As Fontana had previously done, Amer resorts to oval shapes and models the void. The five sculptures presented in this show were made by cire perdue, either cast in bronze coated in gold or with a black patina coating, or cast in stainless steel that was polished or painted. Following the assembly of the various parts of each work, they were polished to attain a reflective shine.

The artist herself has declared that when she began the process of creating her new sculptures, her purpose was to explore the void: “My main thoughts here were rather formal. I wanted to make an empty sculpture and I wanted this sculpture to have an important shadow that would be added on or be part of the sculpture itself … I also wanted to make sculptures with lines ... something like writing in space.” This process of research led her to create egg-shaped sculptures in which the flowing movement of criss-crossing wavy lines creates a dynamics of concealment and transparency that allows us at once to trace the metal lines and penetrate the space with our gaze.

The oval is a primeval shape, welcoming and maternal, that has been used by numerous artists, from Fontana to Constantin Brancusi or Henry Moore. In Amer's sculptures it defines the place in which the figures are set and helps viewers recognise their actions. The works can be read in three-dimensional terms, or else they can be seen as flat pictorial planes because there is a perspective where spectators can suddenly discover and fix the image of figures or read some words. These sculptures may play with the mimesis established by the kiss or by the shape of a heart, yet they may also evoke a mystical dance or even relate to political events.

The Blue Bra Girls, for instance, refers to the incident that took place during an uprising in Egypt in which a female protestor wearing a veil was beaten by the police and had her clothes torn. A photograph taken of her revealed she was wearing a blue bra, and so she was called 'the blue bra girl'. I had an idea for a sculpture in which women would look defiantly at the public. I thought it was important that they should all have their eyes open and be looking at the viewer. I also wanted the women standing, instead of lying down. Then the 'blue bra girl' incident took place and so I called the piece after that, as a homage to all those women who stand up for themselves and fight,” says the artist. In the spherical sculpture entitled The Words I Love the Most, Amer takes a series of words like desire, depression, passion, crazy, anxious, all of which are written in Arabic and are related to love. The spelling of these words forms the lines of the rounded sculpture that has a slight inclination, like the Earth's axis or the bodies of dervishes performing spiritual/mystical dances. The words actually create a sort of writing in reverse, for they can only be read on the inside by looking through the outer surface of the sphere, in which they appear inverted. To quote the artist herself, “We do not understand love, so we only see the right side when we are far away.”
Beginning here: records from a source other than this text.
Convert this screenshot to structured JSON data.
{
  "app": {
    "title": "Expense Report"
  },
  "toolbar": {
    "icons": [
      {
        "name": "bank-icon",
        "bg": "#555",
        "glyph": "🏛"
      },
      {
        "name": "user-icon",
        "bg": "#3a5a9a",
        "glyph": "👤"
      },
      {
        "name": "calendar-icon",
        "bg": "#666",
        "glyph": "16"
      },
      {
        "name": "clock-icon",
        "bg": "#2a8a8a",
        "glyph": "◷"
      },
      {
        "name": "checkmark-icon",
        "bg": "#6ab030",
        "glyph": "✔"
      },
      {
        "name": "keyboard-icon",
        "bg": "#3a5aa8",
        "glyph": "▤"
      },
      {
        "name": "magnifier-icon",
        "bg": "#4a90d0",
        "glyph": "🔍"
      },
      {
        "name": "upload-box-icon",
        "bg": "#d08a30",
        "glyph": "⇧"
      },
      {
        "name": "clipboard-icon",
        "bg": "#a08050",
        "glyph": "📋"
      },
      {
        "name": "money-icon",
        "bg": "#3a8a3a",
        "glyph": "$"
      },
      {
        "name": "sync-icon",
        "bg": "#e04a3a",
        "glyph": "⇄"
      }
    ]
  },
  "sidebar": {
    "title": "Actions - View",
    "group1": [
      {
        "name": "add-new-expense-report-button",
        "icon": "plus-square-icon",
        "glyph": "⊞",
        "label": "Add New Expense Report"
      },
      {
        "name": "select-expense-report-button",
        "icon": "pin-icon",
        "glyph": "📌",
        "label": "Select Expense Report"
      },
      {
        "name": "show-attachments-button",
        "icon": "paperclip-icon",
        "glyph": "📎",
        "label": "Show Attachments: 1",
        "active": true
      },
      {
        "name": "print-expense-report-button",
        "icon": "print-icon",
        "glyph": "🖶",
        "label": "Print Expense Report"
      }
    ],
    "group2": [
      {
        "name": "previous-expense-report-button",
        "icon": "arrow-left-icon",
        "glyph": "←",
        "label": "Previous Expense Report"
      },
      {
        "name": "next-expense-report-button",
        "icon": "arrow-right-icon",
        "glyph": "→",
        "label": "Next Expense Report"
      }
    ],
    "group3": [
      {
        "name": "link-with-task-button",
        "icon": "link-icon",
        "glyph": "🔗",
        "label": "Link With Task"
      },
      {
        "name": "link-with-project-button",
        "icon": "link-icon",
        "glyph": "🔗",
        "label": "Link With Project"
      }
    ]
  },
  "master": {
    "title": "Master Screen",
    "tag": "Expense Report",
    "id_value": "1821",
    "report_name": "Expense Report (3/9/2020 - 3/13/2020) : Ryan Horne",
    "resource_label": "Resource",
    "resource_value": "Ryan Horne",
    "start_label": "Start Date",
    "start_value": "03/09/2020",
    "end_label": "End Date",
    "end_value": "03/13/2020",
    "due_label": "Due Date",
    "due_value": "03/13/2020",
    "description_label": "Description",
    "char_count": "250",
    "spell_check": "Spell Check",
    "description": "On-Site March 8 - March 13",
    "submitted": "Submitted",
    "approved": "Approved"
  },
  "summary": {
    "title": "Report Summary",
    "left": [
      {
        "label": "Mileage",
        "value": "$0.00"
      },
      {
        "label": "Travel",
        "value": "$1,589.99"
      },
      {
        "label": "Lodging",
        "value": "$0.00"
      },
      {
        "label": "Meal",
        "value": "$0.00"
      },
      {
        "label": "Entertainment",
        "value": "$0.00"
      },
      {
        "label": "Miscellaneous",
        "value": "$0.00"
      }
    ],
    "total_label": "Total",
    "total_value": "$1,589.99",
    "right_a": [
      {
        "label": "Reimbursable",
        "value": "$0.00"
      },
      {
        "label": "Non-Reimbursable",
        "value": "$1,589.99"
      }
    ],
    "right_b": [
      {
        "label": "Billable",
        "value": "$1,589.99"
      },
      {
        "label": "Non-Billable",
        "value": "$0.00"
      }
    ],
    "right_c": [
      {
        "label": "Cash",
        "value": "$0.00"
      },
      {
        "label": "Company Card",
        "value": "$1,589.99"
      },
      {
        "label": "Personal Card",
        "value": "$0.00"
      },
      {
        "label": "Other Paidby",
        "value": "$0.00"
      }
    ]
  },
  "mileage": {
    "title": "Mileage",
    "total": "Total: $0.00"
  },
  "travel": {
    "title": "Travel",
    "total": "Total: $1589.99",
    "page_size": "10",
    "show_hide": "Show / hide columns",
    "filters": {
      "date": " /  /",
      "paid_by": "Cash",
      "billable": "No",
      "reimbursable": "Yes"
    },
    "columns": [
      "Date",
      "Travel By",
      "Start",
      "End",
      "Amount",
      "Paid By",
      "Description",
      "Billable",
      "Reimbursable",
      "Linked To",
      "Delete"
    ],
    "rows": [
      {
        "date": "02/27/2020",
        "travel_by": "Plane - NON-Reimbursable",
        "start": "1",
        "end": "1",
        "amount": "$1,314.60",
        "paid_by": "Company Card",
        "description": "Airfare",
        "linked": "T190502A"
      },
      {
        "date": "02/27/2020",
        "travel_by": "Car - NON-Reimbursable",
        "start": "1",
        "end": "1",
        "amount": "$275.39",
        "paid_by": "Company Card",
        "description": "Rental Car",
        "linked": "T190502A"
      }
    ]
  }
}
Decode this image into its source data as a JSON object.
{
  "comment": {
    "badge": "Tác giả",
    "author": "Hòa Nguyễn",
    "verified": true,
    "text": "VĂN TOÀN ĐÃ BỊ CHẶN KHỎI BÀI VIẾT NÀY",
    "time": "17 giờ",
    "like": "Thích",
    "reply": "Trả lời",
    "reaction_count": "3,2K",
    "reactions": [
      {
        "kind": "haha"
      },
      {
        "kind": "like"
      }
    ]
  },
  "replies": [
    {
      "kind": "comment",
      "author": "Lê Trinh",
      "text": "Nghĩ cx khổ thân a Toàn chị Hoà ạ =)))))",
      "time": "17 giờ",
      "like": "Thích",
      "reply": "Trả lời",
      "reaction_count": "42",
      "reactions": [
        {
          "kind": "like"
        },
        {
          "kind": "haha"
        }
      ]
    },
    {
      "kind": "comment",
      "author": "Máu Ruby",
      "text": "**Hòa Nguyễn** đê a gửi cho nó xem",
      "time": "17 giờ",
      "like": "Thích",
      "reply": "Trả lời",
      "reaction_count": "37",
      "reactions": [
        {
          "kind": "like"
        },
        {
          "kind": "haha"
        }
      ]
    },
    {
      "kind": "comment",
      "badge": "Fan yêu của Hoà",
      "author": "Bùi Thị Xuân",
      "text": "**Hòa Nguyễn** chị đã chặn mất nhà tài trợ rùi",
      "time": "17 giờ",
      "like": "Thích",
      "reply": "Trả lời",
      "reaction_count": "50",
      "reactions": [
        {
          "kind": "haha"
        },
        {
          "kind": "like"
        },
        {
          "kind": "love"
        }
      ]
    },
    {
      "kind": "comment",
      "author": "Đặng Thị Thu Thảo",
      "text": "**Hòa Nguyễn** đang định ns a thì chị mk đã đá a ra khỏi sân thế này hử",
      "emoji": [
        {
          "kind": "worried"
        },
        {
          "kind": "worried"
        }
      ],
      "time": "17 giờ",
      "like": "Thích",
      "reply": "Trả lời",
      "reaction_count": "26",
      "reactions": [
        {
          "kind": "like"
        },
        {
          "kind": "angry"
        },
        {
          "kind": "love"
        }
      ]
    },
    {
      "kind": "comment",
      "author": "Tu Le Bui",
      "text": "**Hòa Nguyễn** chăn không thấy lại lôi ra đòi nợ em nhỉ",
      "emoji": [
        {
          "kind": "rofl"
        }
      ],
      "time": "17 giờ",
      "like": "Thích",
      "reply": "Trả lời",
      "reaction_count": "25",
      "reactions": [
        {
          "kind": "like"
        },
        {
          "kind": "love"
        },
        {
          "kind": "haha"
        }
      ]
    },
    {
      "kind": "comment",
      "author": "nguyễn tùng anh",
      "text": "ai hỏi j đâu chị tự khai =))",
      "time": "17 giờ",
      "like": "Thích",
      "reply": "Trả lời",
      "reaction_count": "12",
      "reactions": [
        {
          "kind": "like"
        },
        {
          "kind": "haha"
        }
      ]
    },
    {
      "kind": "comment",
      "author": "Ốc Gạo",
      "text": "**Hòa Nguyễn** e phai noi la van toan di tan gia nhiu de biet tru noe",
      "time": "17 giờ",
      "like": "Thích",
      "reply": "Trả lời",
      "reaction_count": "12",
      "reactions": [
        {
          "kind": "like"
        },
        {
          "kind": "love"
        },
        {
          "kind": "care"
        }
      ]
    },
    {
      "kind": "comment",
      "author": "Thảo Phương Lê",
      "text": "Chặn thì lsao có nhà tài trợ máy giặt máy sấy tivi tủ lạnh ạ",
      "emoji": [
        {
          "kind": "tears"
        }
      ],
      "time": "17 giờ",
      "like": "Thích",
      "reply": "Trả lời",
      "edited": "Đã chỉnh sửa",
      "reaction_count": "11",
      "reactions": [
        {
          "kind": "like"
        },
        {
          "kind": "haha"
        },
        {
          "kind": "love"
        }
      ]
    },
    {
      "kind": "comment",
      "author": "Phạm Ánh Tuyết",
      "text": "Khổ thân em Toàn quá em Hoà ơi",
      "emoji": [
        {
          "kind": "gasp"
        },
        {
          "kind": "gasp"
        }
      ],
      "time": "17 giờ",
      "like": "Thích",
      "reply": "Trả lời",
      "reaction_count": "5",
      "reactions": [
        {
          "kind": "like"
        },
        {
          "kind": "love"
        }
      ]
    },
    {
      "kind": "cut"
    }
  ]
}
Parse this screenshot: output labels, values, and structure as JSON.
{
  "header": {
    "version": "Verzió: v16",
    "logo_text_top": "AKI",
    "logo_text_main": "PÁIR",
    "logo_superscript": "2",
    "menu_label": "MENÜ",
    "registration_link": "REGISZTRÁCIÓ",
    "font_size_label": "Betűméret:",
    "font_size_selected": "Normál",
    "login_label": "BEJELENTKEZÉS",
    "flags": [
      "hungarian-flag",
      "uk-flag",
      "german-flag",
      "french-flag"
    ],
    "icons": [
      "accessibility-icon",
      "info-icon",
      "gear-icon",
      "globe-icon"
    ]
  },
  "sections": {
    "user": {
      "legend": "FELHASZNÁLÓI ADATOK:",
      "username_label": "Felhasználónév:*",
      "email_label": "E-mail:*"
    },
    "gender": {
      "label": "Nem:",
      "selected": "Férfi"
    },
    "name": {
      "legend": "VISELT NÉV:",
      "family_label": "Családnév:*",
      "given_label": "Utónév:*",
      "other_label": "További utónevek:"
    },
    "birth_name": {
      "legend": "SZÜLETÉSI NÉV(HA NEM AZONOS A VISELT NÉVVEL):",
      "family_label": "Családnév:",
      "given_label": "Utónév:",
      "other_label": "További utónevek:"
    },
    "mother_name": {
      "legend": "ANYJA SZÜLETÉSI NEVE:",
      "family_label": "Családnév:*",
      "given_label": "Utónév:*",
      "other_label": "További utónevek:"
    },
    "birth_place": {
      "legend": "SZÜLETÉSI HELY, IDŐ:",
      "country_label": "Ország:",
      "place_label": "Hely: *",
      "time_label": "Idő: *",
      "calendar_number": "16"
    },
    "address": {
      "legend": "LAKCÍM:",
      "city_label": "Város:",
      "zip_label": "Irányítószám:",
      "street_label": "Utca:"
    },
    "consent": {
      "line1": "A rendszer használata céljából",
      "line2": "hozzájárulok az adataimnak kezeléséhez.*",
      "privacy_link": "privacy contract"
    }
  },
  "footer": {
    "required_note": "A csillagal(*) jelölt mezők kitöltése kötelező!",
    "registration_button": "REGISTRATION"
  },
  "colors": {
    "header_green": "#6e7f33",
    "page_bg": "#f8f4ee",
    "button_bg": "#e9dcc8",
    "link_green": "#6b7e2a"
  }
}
By means of a linguistic logic that makes it self-supporting, Amer's oeuvre pursues a beauty that combines form and the informal, drama and meaning, the beautiful and the political. Her works have an organic consistency that produces visual pleasure, carrying messages that relate to our ways of being in the world.

By enjoying the pleasure and the drama of her own thoughts and emotions, and by translating them into her artistic practice, the artist extends the limits of a tradition that will embrace women as creative subjects in their full right. The desire of discovering new territories for painting and larger spaces for aesthetic experience as well as for the ethics of generosity and hospitality might be one of the reasons why she and Farkhondeh have chosen Référence à Elle as the title for this show.